(Data items)

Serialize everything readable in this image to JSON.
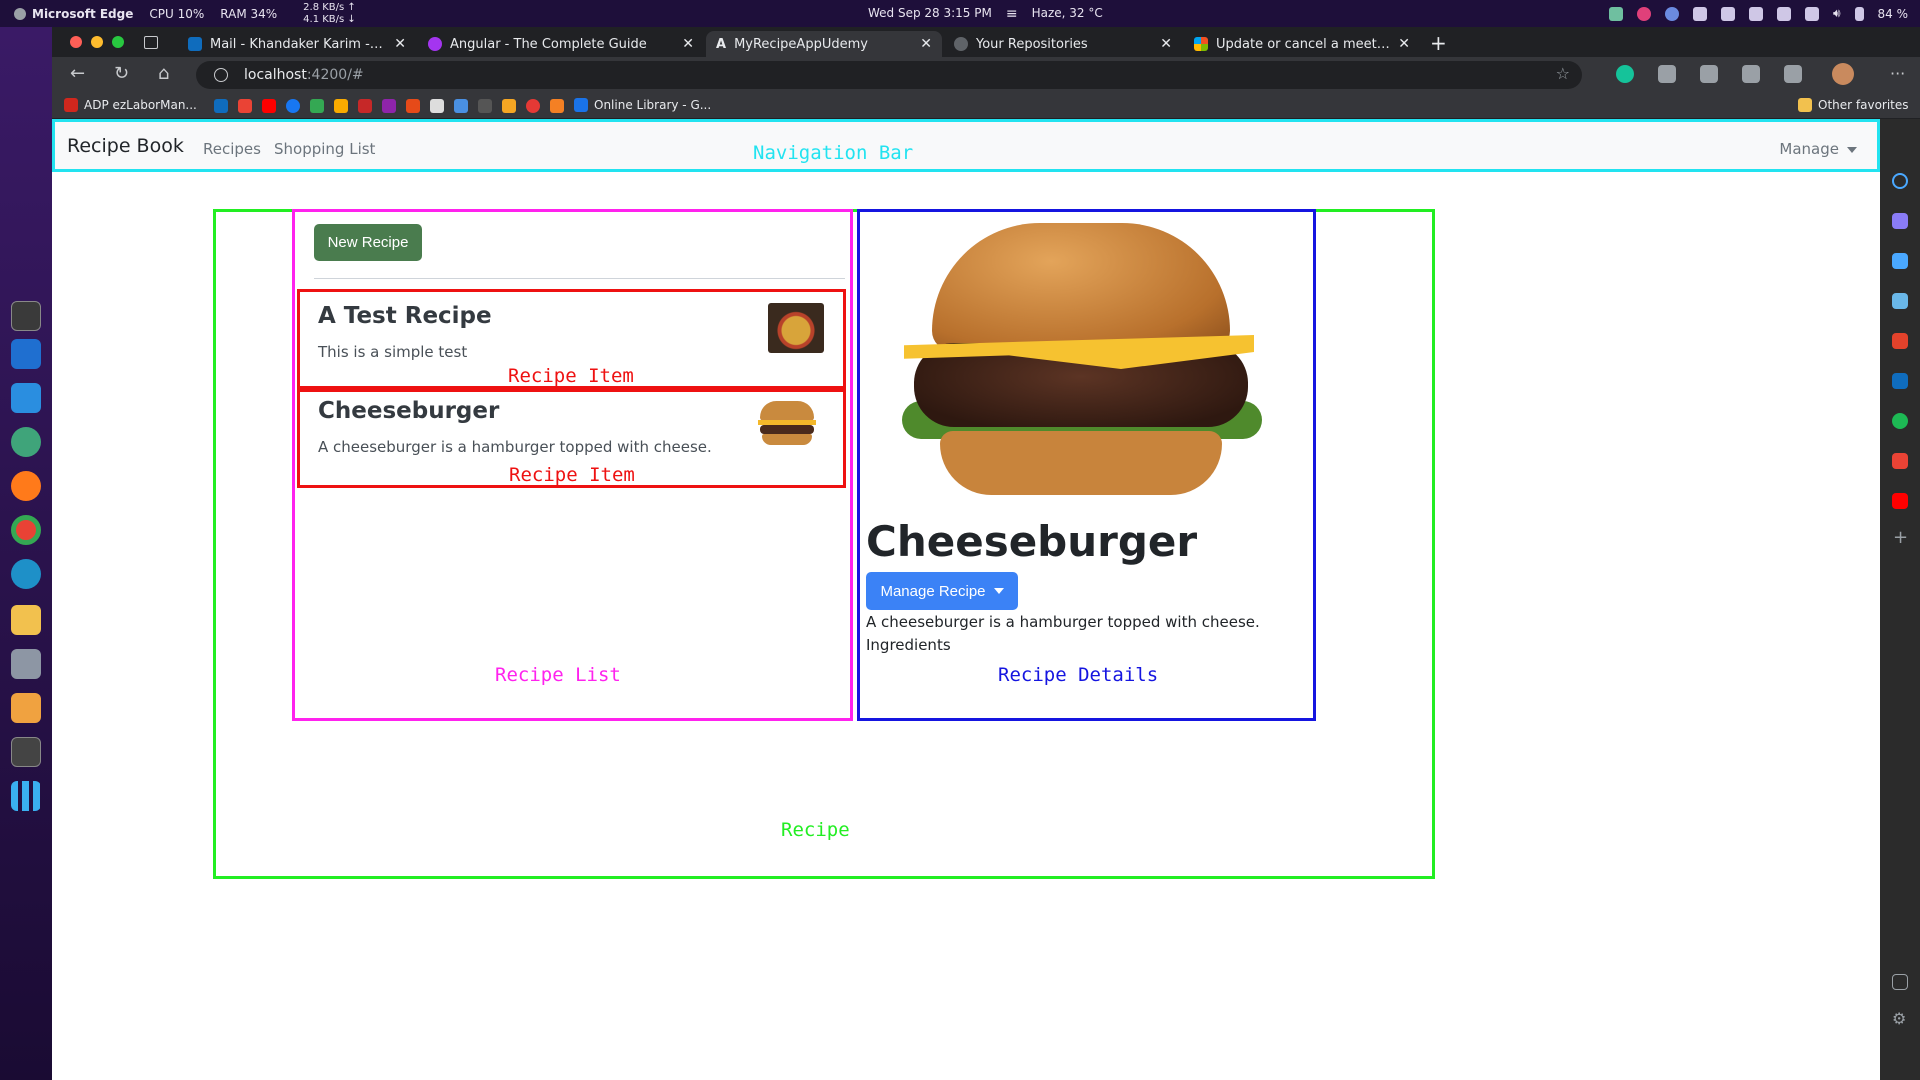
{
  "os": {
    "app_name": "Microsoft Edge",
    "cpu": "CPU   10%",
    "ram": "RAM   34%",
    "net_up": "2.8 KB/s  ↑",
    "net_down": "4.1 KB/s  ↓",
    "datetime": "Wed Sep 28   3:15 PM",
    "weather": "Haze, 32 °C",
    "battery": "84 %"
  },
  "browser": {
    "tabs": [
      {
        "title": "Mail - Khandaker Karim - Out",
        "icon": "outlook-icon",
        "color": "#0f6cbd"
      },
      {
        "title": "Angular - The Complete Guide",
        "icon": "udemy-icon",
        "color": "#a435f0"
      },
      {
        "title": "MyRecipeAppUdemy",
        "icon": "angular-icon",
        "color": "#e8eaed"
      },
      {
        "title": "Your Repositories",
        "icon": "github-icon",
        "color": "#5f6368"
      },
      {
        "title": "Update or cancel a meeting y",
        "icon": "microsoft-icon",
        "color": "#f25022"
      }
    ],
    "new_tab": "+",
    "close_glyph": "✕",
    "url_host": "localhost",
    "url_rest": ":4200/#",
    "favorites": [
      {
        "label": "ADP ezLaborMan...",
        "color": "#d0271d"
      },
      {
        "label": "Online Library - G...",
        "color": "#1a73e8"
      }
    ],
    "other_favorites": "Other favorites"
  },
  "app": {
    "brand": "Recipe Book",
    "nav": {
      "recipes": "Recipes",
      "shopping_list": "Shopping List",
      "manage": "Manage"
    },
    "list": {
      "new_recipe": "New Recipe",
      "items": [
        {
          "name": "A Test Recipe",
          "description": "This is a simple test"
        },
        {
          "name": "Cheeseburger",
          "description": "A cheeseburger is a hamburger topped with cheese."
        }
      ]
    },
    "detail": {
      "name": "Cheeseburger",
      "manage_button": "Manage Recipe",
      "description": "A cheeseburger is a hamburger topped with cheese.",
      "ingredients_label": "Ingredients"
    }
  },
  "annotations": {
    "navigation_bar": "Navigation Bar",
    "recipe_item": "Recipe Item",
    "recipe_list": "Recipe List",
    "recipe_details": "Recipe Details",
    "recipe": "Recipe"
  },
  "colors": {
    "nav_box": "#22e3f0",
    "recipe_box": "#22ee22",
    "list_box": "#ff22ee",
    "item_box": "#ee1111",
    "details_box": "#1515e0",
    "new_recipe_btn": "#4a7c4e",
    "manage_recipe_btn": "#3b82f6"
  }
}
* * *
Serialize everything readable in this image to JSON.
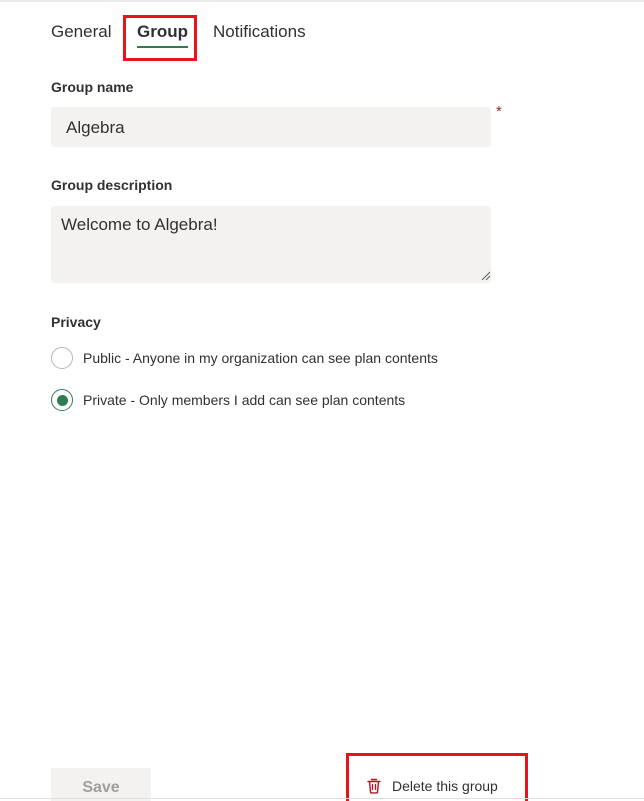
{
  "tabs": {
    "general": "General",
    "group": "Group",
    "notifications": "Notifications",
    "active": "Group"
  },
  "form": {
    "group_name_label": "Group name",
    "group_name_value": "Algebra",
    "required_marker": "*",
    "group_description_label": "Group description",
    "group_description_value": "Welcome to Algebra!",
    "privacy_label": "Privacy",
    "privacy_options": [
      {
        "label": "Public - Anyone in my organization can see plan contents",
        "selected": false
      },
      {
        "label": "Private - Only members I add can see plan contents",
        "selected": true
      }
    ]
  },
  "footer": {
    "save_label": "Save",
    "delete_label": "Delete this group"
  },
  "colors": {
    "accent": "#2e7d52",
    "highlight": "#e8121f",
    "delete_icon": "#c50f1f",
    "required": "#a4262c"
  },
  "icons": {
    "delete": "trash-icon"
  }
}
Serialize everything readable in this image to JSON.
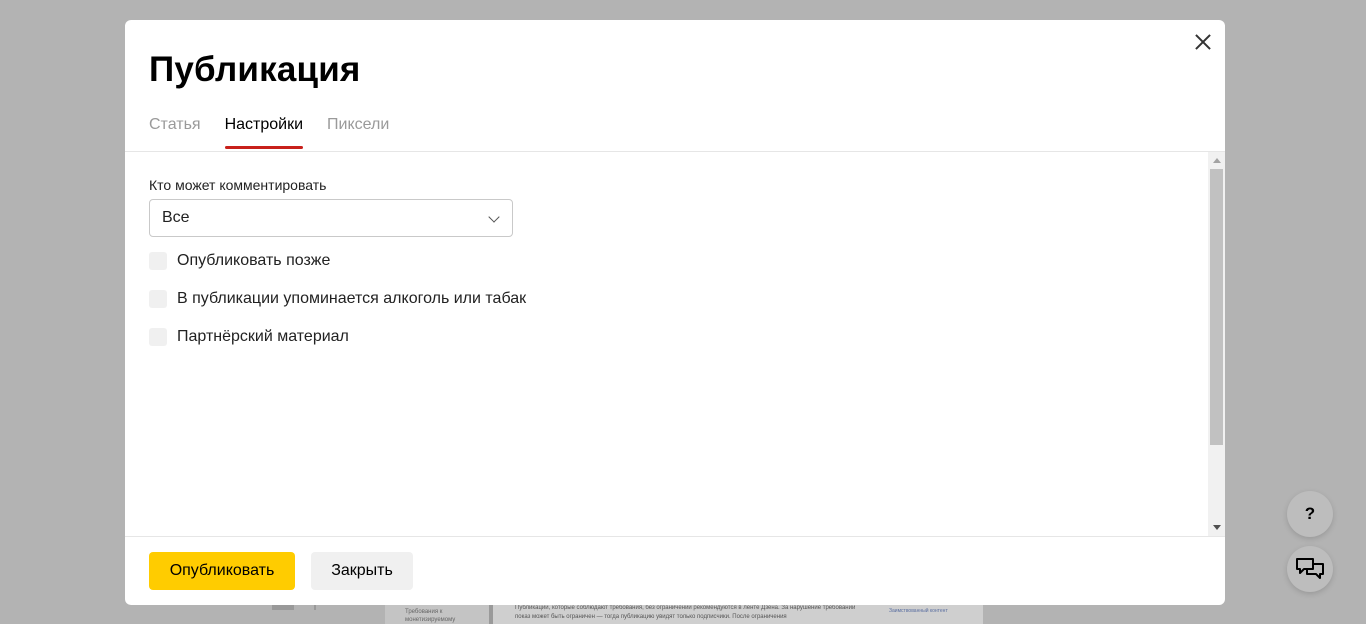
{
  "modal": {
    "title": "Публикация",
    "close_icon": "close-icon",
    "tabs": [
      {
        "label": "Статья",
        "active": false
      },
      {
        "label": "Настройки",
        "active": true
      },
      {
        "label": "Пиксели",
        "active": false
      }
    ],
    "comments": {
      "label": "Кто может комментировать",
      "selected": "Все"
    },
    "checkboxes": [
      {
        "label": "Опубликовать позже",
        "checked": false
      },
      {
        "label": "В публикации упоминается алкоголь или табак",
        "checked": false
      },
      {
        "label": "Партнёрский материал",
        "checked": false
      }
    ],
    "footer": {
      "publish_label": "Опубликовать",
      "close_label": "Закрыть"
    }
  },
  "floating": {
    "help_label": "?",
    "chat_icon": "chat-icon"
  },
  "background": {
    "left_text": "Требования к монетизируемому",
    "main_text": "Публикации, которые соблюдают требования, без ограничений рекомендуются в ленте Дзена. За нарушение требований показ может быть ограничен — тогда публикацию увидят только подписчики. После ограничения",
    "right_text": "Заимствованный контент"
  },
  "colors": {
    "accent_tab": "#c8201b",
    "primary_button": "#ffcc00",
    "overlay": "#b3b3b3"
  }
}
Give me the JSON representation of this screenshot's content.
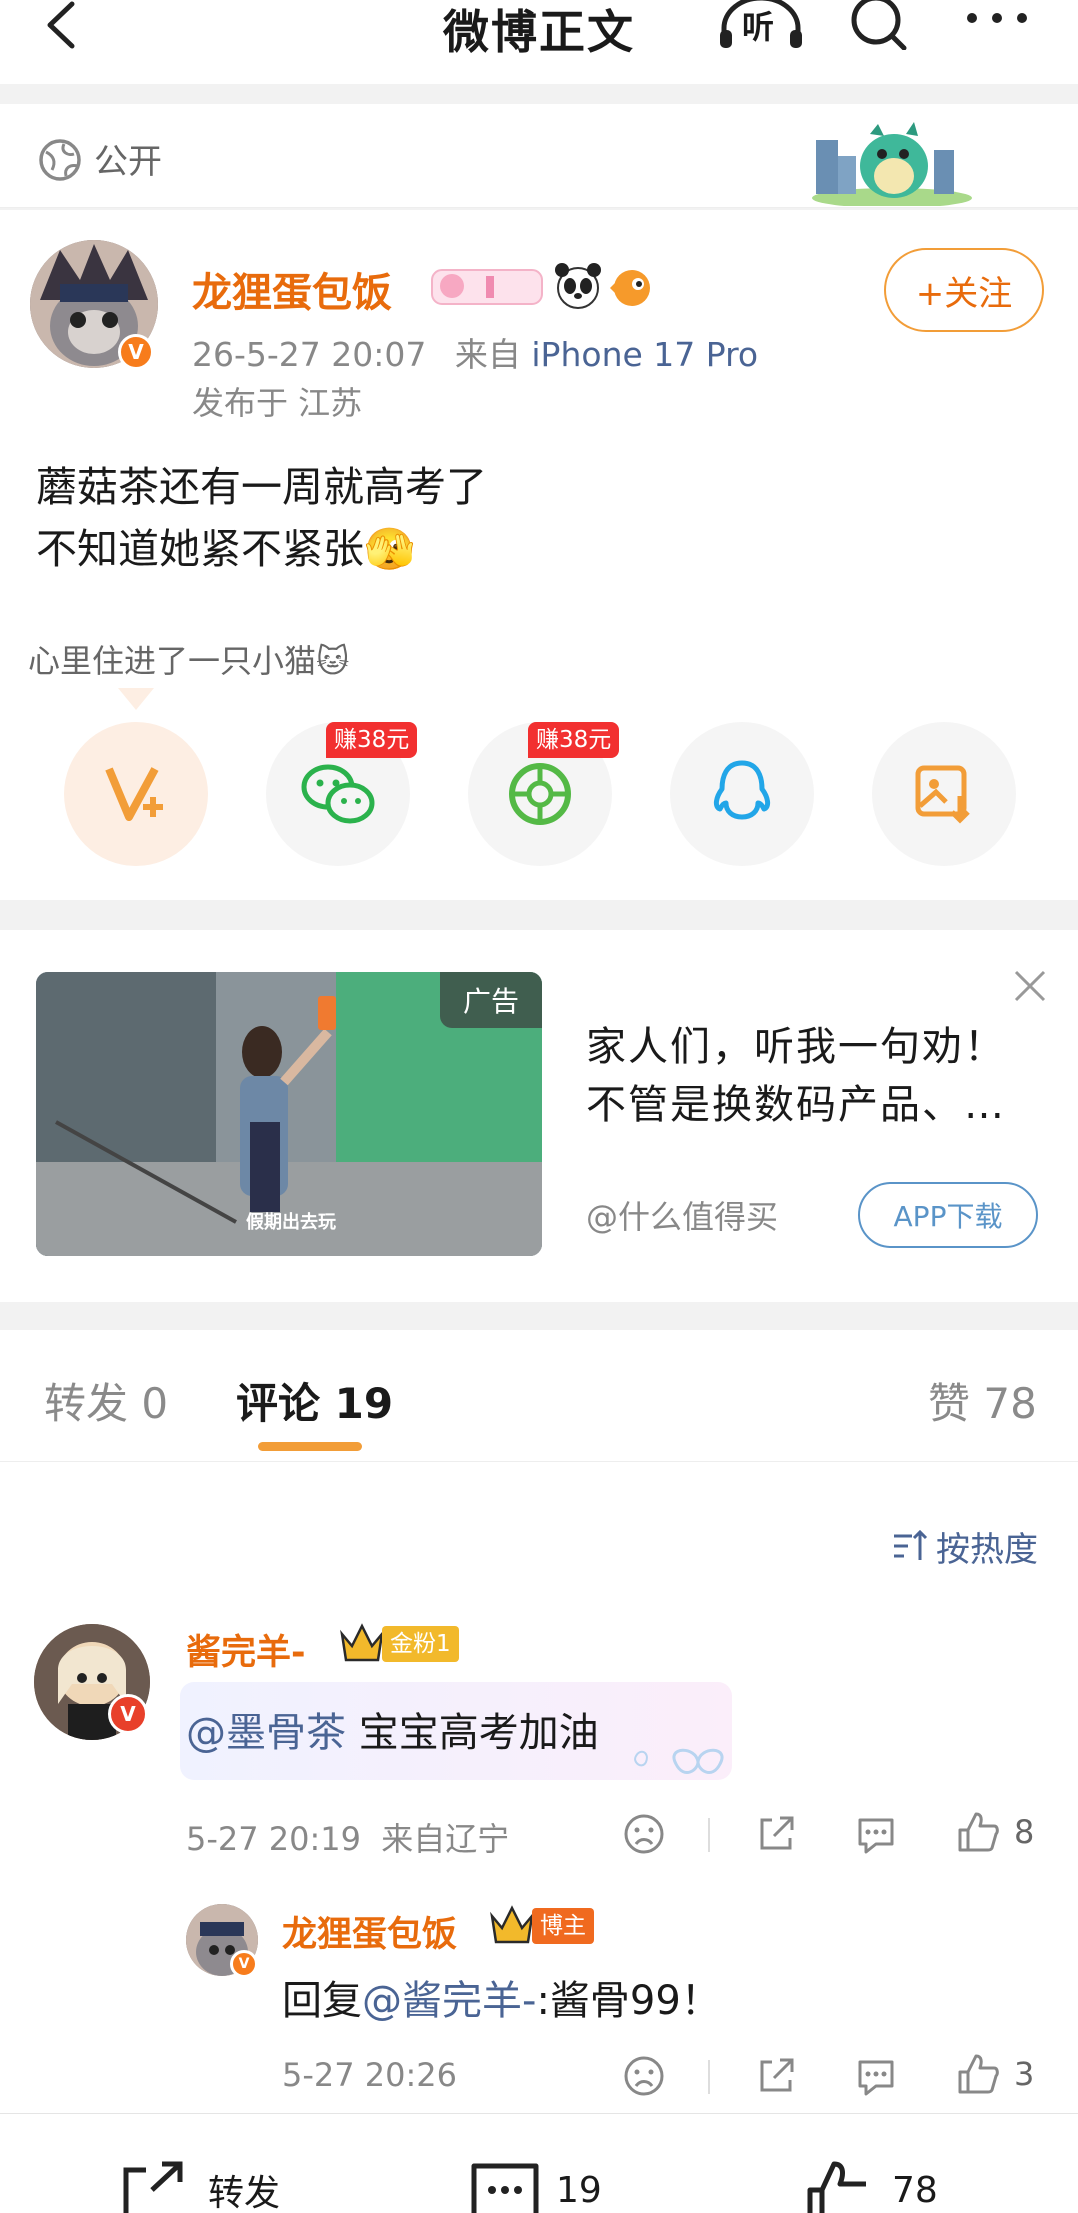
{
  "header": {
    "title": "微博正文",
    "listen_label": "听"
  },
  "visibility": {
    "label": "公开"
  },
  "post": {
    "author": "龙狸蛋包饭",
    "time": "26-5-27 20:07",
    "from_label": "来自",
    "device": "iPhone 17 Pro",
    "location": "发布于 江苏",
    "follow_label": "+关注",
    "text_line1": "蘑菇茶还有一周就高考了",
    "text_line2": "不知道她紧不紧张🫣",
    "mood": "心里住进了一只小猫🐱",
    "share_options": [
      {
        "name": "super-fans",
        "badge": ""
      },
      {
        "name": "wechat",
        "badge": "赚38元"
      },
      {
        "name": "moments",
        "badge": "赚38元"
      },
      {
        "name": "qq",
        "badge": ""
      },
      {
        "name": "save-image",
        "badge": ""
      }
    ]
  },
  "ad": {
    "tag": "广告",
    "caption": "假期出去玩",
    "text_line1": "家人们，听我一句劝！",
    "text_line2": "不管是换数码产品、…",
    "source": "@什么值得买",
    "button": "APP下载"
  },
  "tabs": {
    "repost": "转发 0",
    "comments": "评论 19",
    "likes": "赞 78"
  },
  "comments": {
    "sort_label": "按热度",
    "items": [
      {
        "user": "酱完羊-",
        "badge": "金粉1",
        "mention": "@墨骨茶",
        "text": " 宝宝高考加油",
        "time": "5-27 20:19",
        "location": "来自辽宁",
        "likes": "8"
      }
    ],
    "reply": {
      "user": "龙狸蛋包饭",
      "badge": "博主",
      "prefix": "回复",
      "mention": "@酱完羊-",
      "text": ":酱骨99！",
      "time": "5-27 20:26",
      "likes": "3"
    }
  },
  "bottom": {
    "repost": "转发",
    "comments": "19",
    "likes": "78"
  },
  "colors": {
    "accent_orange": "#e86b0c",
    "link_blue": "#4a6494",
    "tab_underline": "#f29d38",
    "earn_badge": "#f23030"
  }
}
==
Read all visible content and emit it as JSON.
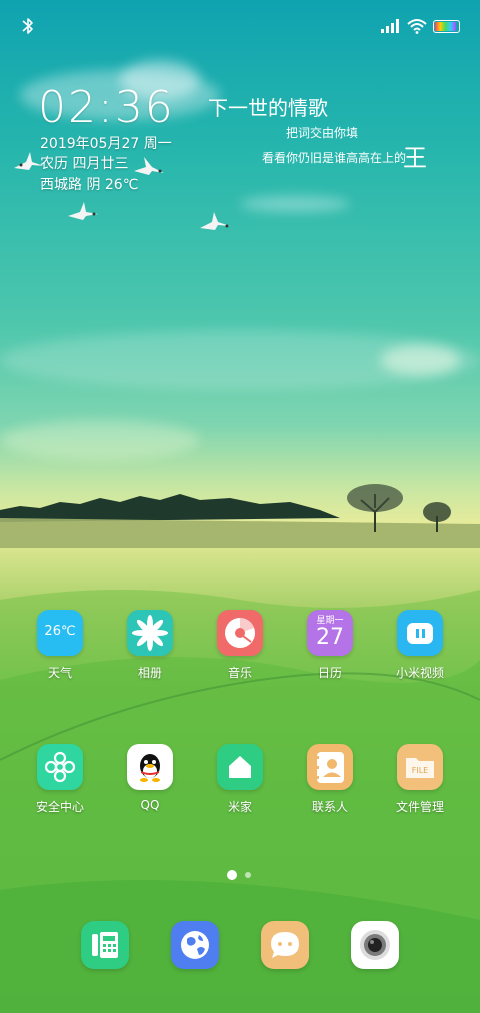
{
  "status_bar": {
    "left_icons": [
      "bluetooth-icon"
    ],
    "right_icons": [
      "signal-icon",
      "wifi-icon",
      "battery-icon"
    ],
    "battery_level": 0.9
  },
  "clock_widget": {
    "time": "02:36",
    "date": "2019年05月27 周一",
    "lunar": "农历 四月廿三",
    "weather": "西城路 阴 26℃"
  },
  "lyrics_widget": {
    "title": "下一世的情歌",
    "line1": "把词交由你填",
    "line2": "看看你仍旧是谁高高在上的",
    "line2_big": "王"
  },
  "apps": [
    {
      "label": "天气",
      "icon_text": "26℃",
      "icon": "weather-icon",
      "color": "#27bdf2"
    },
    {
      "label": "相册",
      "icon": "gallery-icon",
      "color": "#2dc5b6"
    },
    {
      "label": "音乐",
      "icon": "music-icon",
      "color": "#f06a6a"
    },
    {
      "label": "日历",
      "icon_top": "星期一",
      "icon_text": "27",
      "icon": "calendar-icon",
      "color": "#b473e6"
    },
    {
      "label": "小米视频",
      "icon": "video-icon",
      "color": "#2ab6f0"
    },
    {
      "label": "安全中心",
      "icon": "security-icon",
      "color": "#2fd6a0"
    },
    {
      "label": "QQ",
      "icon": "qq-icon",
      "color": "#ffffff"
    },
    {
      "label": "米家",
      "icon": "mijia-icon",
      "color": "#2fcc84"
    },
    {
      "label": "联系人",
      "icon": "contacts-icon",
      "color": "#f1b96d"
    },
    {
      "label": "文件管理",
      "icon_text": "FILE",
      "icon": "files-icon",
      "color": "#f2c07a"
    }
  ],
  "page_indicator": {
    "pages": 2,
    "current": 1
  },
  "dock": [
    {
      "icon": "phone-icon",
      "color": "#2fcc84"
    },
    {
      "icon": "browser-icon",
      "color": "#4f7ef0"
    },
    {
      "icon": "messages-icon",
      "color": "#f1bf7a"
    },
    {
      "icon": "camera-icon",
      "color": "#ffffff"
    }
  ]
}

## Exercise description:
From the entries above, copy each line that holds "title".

## Result of this task:
        "title": "Mail - Khandaker Karim - Out",
        "title": "Angular - The Complete Guide",
        "title": "MyRecipeAppUdemy",
        "title": "Your Repositories",
        "title": "Update or cancel a meeting y",
    "title": "Публикация",
    "title": "微博正文",
    "title": "下一世的情歌",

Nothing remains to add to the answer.